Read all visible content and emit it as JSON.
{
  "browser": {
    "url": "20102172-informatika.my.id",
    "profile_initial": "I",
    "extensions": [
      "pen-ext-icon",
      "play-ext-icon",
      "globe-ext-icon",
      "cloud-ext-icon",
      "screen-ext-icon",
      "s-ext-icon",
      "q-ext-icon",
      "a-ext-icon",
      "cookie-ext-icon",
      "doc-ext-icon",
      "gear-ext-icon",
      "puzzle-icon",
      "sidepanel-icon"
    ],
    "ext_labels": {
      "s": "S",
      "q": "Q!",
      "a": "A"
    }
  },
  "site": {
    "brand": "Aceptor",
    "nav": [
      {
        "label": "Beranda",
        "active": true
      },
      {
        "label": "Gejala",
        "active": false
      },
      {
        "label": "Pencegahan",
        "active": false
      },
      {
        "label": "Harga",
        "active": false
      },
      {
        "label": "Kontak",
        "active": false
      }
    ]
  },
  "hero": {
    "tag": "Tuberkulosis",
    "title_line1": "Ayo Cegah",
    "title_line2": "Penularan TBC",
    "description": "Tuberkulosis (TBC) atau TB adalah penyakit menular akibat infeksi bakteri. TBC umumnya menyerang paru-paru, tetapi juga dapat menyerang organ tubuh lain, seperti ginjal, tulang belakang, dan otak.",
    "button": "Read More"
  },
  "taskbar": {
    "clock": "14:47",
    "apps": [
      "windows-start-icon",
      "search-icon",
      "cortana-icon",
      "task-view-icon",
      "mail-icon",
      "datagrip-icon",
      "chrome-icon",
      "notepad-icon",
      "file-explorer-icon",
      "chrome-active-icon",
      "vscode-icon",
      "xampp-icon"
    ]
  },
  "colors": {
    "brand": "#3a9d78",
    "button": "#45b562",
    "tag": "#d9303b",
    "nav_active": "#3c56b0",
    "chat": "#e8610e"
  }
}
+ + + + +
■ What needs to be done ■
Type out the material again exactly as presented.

■ Solution for this problem ■
Read all visible content and emit it as JSON.
{
  "browser": {
    "url": "20102172-informatika.my.id",
    "profile_initial": "I",
    "extensions": [
      "pen-ext-icon",
      "play-ext-icon",
      "globe-ext-icon",
      "cloud-ext-icon",
      "screen-ext-icon",
      "s-ext-icon",
      "q-ext-icon",
      "a-ext-icon",
      "cookie-ext-icon",
      "doc-ext-icon",
      "gear-ext-icon",
      "puzzle-icon",
      "sidepanel-icon"
    ],
    "ext_labels": {
      "s": "S",
      "q": "Q!",
      "a": "A"
    }
  },
  "site": {
    "brand": "Aceptor",
    "nav": [
      {
        "label": "Beranda",
        "active": true
      },
      {
        "label": "Gejala",
        "active": false
      },
      {
        "label": "Pencegahan",
        "active": false
      },
      {
        "label": "Harga",
        "active": false
      },
      {
        "label": "Kontak",
        "active": false
      }
    ]
  },
  "hero": {
    "tag": "Tuberkulosis",
    "title_line1": "Ayo Cegah",
    "title_line2": "Penularan TBC",
    "description": "Tuberkulosis (TBC) atau TB adalah penyakit menular akibat infeksi bakteri. TBC umumnya menyerang paru-paru, tetapi juga dapat menyerang organ tubuh lain, seperti ginjal, tulang belakang, dan otak.",
    "button": "Read More"
  },
  "taskbar": {
    "clock": "14:47",
    "apps": [
      "windows-start-icon",
      "search-icon",
      "cortana-icon",
      "task-view-icon",
      "mail-icon",
      "datagrip-icon",
      "chrome-icon",
      "notepad-icon",
      "file-explorer-icon",
      "chrome-active-icon",
      "vscode-icon",
      "xampp-icon"
    ]
  },
  "colors": {
    "brand": "#3a9d78",
    "button": "#45b562",
    "tag": "#d9303b",
    "nav_active": "#3c56b0",
    "chat": "#e8610e"
  }
}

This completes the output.